I will provide snack the first week of school - after that, I'll make up a list and will let you know the schedule soon.
With our increased emphasis on becoming a healthier school, it is more important than ever to educate our children about the importance of putting good things in their bodies. A great way to do this is to have your children be more involved in the planning, shopping and simple preparation of the snacks they bring in to share.
I would prefer most, if not all, of the snacks to be fruits and vegetables. Most children simply do not get the recommended servings per day, and this is an easy way to encourage this. Also, with fruits and vegetables, we don't have to worry about hidden transfats, unnecessary additives, or sneaky nut contamination (remember, we are a nut-free school!). Several children in our class have severe allergies.

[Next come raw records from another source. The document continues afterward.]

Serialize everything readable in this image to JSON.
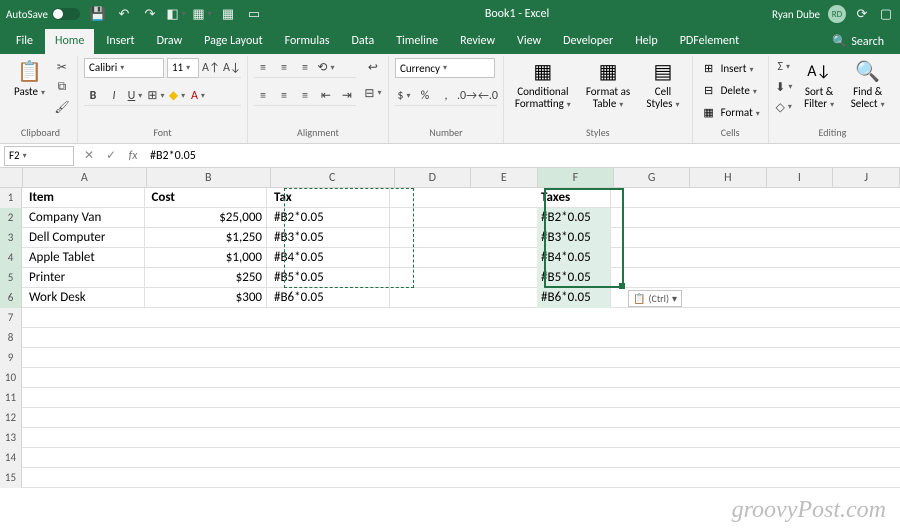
{
  "titlebar": {
    "autosave": "AutoSave",
    "title": "Book1 - Excel",
    "user": "Ryan Dube",
    "initials": "RD"
  },
  "tabs": {
    "file": "File",
    "home": "Home",
    "insert": "Insert",
    "draw": "Draw",
    "page_layout": "Page Layout",
    "formulas": "Formulas",
    "data": "Data",
    "timeline": "Timeline",
    "review": "Review",
    "view": "View",
    "developer": "Developer",
    "help": "Help",
    "pdfelement": "PDFelement",
    "search": "Search"
  },
  "ribbon": {
    "clipboard": {
      "paste": "Paste",
      "label": "Clipboard"
    },
    "font": {
      "name": "Calibri",
      "size": "11",
      "label": "Font"
    },
    "alignment": {
      "label": "Alignment"
    },
    "number": {
      "format": "Currency",
      "label": "Number"
    },
    "styles": {
      "cond": "Conditional Formatting",
      "table": "Format as Table",
      "cell": "Cell Styles",
      "label": "Styles"
    },
    "cells": {
      "insert": "Insert",
      "delete": "Delete",
      "format": "Format",
      "label": "Cells"
    },
    "editing": {
      "sort": "Sort & Filter",
      "find": "Find & Select",
      "label": "Editing"
    }
  },
  "formula_bar": {
    "name_box": "F2",
    "formula": "#B2*0.05"
  },
  "grid": {
    "columns": [
      "A",
      "B",
      "C",
      "D",
      "E",
      "F",
      "G",
      "H",
      "I",
      "J"
    ],
    "headers": {
      "A": "Item",
      "B": "Cost",
      "C": "Tax",
      "F": "Taxes"
    },
    "rows": [
      {
        "A": "Company Van",
        "B": "$25,000",
        "C": "#B2*0.05",
        "F": "#B2*0.05"
      },
      {
        "A": "Dell Computer",
        "B": "$1,250",
        "C": "#B3*0.05",
        "F": "#B3*0.05"
      },
      {
        "A": "Apple Tablet",
        "B": "$1,000",
        "C": "#B4*0.05",
        "F": "#B4*0.05"
      },
      {
        "A": "Printer",
        "B": "$250",
        "C": "#B5*0.05",
        "F": "#B5*0.05"
      },
      {
        "A": "Work Desk",
        "B": "$300",
        "C": "#B6*0.05",
        "F": "#B6*0.05"
      }
    ],
    "paste_options": "(Ctrl)"
  },
  "watermark": "groovyPost.com"
}
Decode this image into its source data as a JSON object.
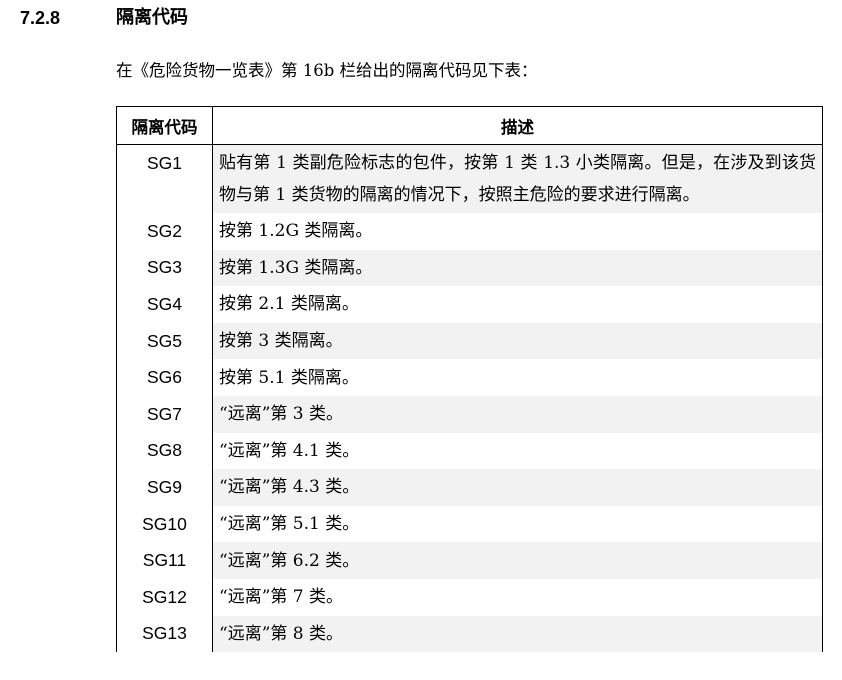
{
  "section": {
    "number": "7.2.8",
    "title": "隔离代码"
  },
  "intro": "在《危险货物一览表》第 16b 栏给出的隔离代码见下表：",
  "table": {
    "headers": [
      "隔离代码",
      "描述"
    ],
    "rows": [
      {
        "code": "SG1",
        "description": "贴有第 1 类副危险标志的包件，按第 1 类 1.3 小类隔离。但是，在涉及到该货物与第 1 类货物的隔离的情况下，按照主危险的要求进行隔离。"
      },
      {
        "code": "SG2",
        "description": "按第 1.2G 类隔离。"
      },
      {
        "code": "SG3",
        "description": "按第 1.3G 类隔离。"
      },
      {
        "code": "SG4",
        "description": "按第 2.1 类隔离。"
      },
      {
        "code": "SG5",
        "description": "按第 3 类隔离。"
      },
      {
        "code": "SG6",
        "description": "按第 5.1 类隔离。"
      },
      {
        "code": "SG7",
        "description": "“远离”第 3 类。"
      },
      {
        "code": "SG8",
        "description": "“远离”第 4.1 类。"
      },
      {
        "code": "SG9",
        "description": "“远离”第 4.3 类。"
      },
      {
        "code": "SG10",
        "description": "“远离”第 5.1 类。"
      },
      {
        "code": "SG11",
        "description": "“远离”第 6.2 类。"
      },
      {
        "code": "SG12",
        "description": "“远离”第 7 类。"
      },
      {
        "code": "SG13",
        "description": "“远离”第 8 类。"
      }
    ]
  },
  "colors": {
    "text": "#000000",
    "row_shading": "#f2f2f2",
    "border": "#000000"
  }
}
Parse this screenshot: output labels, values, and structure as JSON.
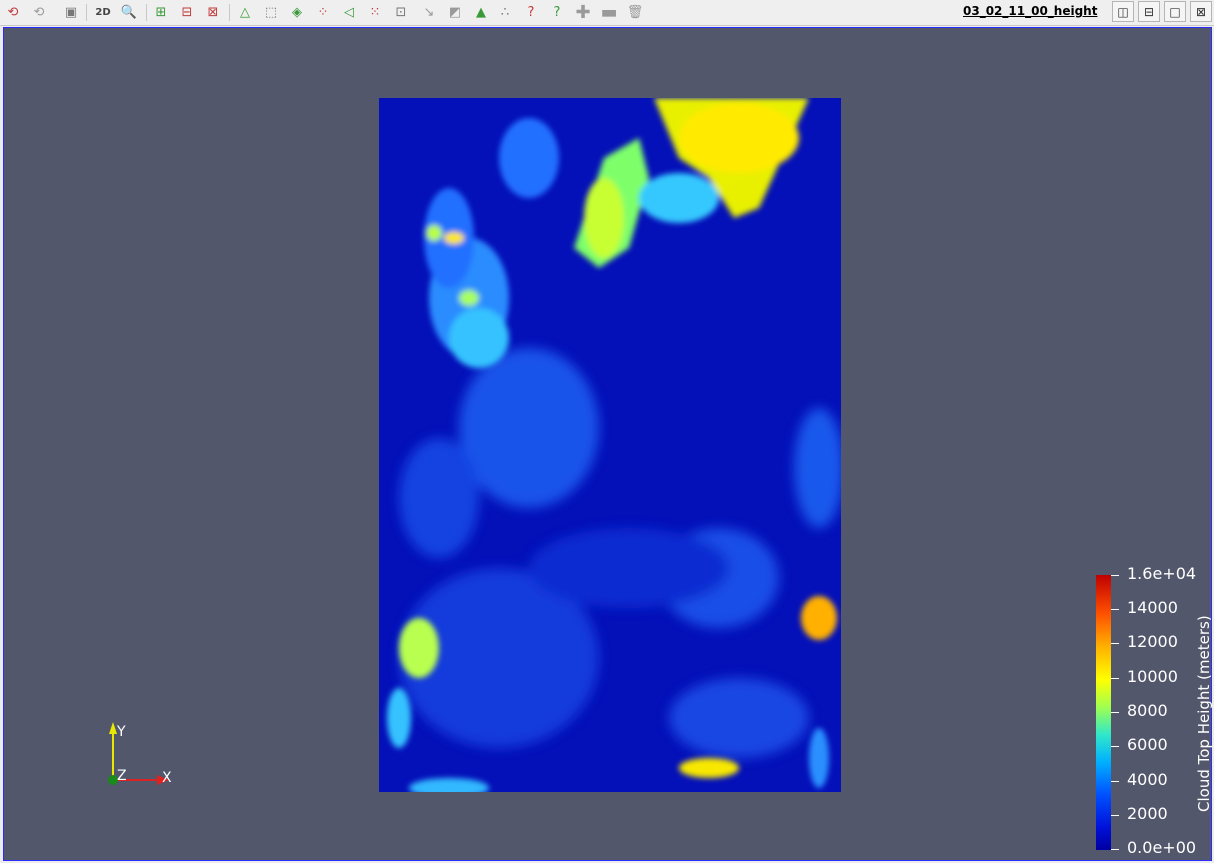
{
  "toolbar": {
    "buttons": [
      {
        "name": "reset-camera-icon"
      },
      {
        "name": "reset-camera-closest-icon"
      },
      {
        "name": "capture-screenshot-icon"
      },
      {
        "name": "toggle-2d-3d-icon",
        "label": "2D"
      },
      {
        "name": "zoom-to-box-icon"
      },
      {
        "name": "select-cells-on-icon"
      },
      {
        "name": "select-points-on-icon"
      },
      {
        "name": "select-cells-frustum-icon"
      },
      {
        "name": "select-points-frustum-icon"
      },
      {
        "name": "select-block-icon"
      },
      {
        "name": "interactive-select-cells-icon"
      },
      {
        "name": "interactive-select-points-icon"
      },
      {
        "name": "select-cells-polygon-icon"
      },
      {
        "name": "select-points-polygon-icon"
      },
      {
        "name": "hover-points-icon"
      },
      {
        "name": "grow-selection-icon"
      },
      {
        "name": "shrink-selection-icon"
      },
      {
        "name": "clear-selection-icon"
      }
    ],
    "view_title": "03_02_11_00_height"
  },
  "colorbar": {
    "title": "Cloud Top Height (meters)",
    "labels": [
      "1.6e+04",
      "14000",
      "12000",
      "10000",
      "8000",
      "6000",
      "4000",
      "2000",
      "0.0e+00"
    ],
    "colors": [
      "#0000a0",
      "#0050ff",
      "#00b0ff",
      "#a0ff50",
      "#ffff00",
      "#ffb000",
      "#ff5000",
      "#c00000"
    ]
  },
  "axes": {
    "x": "X",
    "y": "Y",
    "z": "Z"
  },
  "background_color": "#52576b"
}
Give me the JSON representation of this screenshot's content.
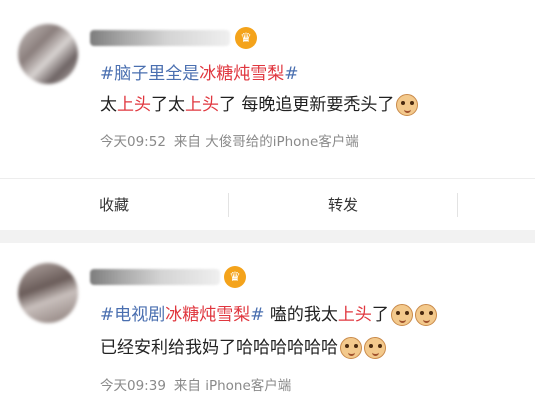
{
  "posts": [
    {
      "topic": "#脑子里全是冰糖炖雪梨#",
      "topic_parts": [
        "#脑子里全是",
        "冰糖炖雪梨",
        "#"
      ],
      "text_parts": [
        "太",
        "上头",
        "了太",
        "上头",
        "了 每晚追更新要秃头了"
      ],
      "emoji_icon": "cat-face-icon",
      "time": "今天09:52",
      "source": "来自 大俊哥给的iPhone客户端"
    },
    {
      "topic": "#电视剧冰糖炖雪梨#",
      "topic_parts": [
        "#电视剧",
        "冰糖炖雪梨",
        "#"
      ],
      "text_parts": [
        " 嗑的我太",
        "上头",
        "了"
      ],
      "line2": "已经安利给我妈了哈哈哈哈哈哈",
      "emoji_icon": "cat-face-icon",
      "time": "今天09:39",
      "source": "来自 iPhone客户端"
    }
  ],
  "actions": {
    "collect_label": "收藏",
    "forward_label": "转发"
  },
  "colors": {
    "topic": "#4a6fb0",
    "highlight": "#e0373f",
    "meta": "#8a8a8a"
  }
}
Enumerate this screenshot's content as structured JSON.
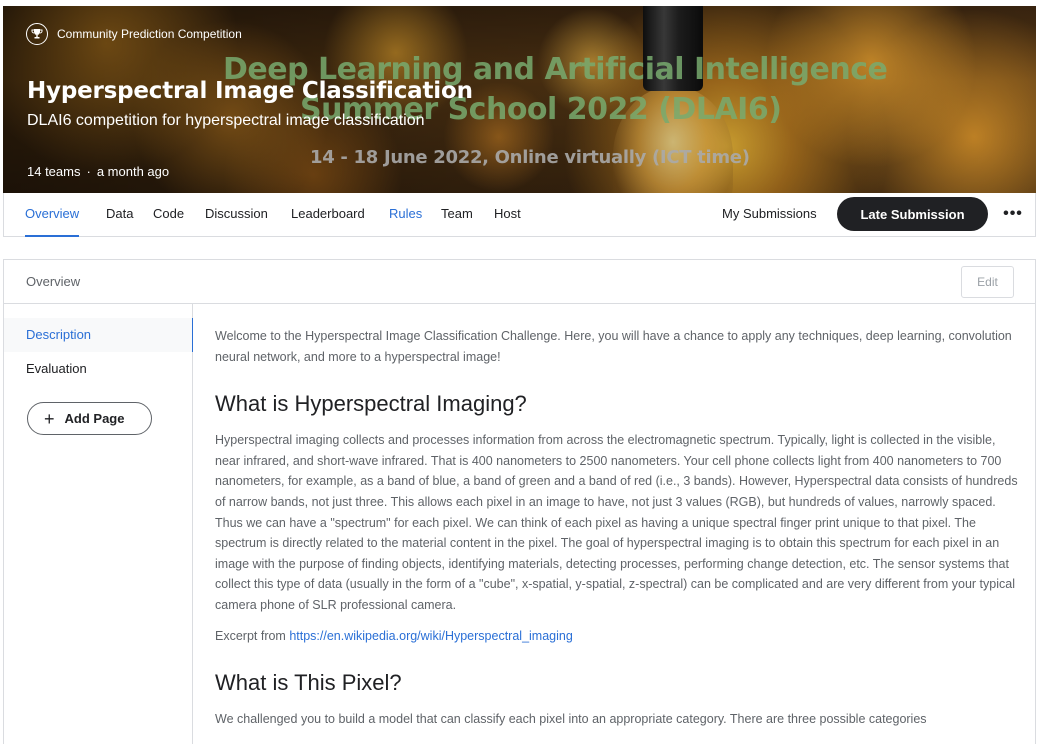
{
  "banner": {
    "competition_type": "Community Prediction Competition",
    "title": "Hyperspectral Image Classification",
    "subtitle": "DLAI6 competition for hyperspectral image classification",
    "teams": "14 teams",
    "separator": "·",
    "time_ago": "a month ago",
    "image_text_line1": "Deep Learning and Artificial Intelligence",
    "image_text_line2": "Summer School 2022 (DLAI6)",
    "image_text_line3": "14 - 18 June 2022, Online virtually (ICT time)"
  },
  "tabs": [
    {
      "label": "Overview"
    },
    {
      "label": "Data"
    },
    {
      "label": "Code"
    },
    {
      "label": "Discussion"
    },
    {
      "label": "Leaderboard"
    },
    {
      "label": "Rules"
    },
    {
      "label": "Team"
    },
    {
      "label": "Host"
    }
  ],
  "actions": {
    "my_submissions": "My Submissions",
    "late_submission": "Late Submission",
    "more": "•••"
  },
  "overview": {
    "header": "Overview",
    "edit": "Edit",
    "nav": [
      {
        "label": "Description"
      },
      {
        "label": "Evaluation"
      }
    ],
    "add_page": "Add Page"
  },
  "content": {
    "intro": "Welcome to the Hyperspectral Image Classification Challenge. Here, you will have a chance to apply any techniques, deep learning, convolution neural network, and more to a hyperspectral image!",
    "h_imaging": "What is Hyperspectral Imaging?",
    "imaging_body": "Hyperspectral imaging collects and processes information from across the electromagnetic spectrum. Typically, light is collected in the visible, near infrared, and short-wave infrared. That is 400 nanometers to 2500 nanometers. Your cell phone collects light from 400 nanometers to 700 nanometers, for example, as a band of blue, a band of green and a band of red (i.e., 3 bands). However, Hyperspectral data consists of hundreds of narrow bands, not just three. This allows each pixel in an image to have, not just 3 values (RGB), but hundreds of values, narrowly spaced. Thus we can have a \"spectrum\" for each pixel. We can think of each pixel as having a unique spectral finger print unique to that pixel. The spectrum is directly related to the material content in the pixel. The goal of hyperspectral imaging is to obtain this spectrum for each pixel in an image with the purpose of finding objects, identifying materials, detecting processes, performing change detection, etc. The sensor systems that collect this type of data (usually in the form of a \"cube\", x-spatial, y-spatial, z-spectral) can be complicated and are very different from your typical camera phone of SLR professional camera.",
    "excerpt_prefix": "Excerpt from ",
    "excerpt_link": "https://en.wikipedia.org/wiki/Hyperspectral_imaging",
    "h_pixel": "What is This Pixel?",
    "pixel_body": "We challenged you to build a model that can classify each pixel into an appropriate category. There are three possible categories"
  },
  "colors": {
    "accent": "#2a6fd6",
    "button_dark": "#202124",
    "muted_text": "#5f6368",
    "border": "#dadce0"
  }
}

Again, with fruits and vegetables, we just don't have to worry about unintentionally making someone ill.
Here are some suggestions:
berries, bananas, apples, grapes, melon chunks, kiwis, clementines, oranges, etc.
frozen fruits are a nice change of pace - frozen grapes, frozen berries, frozen fruit bars (no sugar added)
dried fruits, like apricots and raisins
carrot sticks, celery, cucumbers, broccoli, red and green pepper strips, edamame
Besides fruits and vegetables, big containers of natural yogurt are great (please, no Gogurts), as is low-fat string cheese. Plain popcorn (we have an air popper), rice crackers and pretzels are a nice occasional treat.
So, a typical week's snack bag may look like this:
a dozen large bananas, 15 small apples, 15 clementines, 3 big bunches of grapes, carrot and celery sticks with sunbutter, small cucumbers, 15 raisin boxes, bell pepper strips, 15 string cheeses, and a bag of popcorn kernels.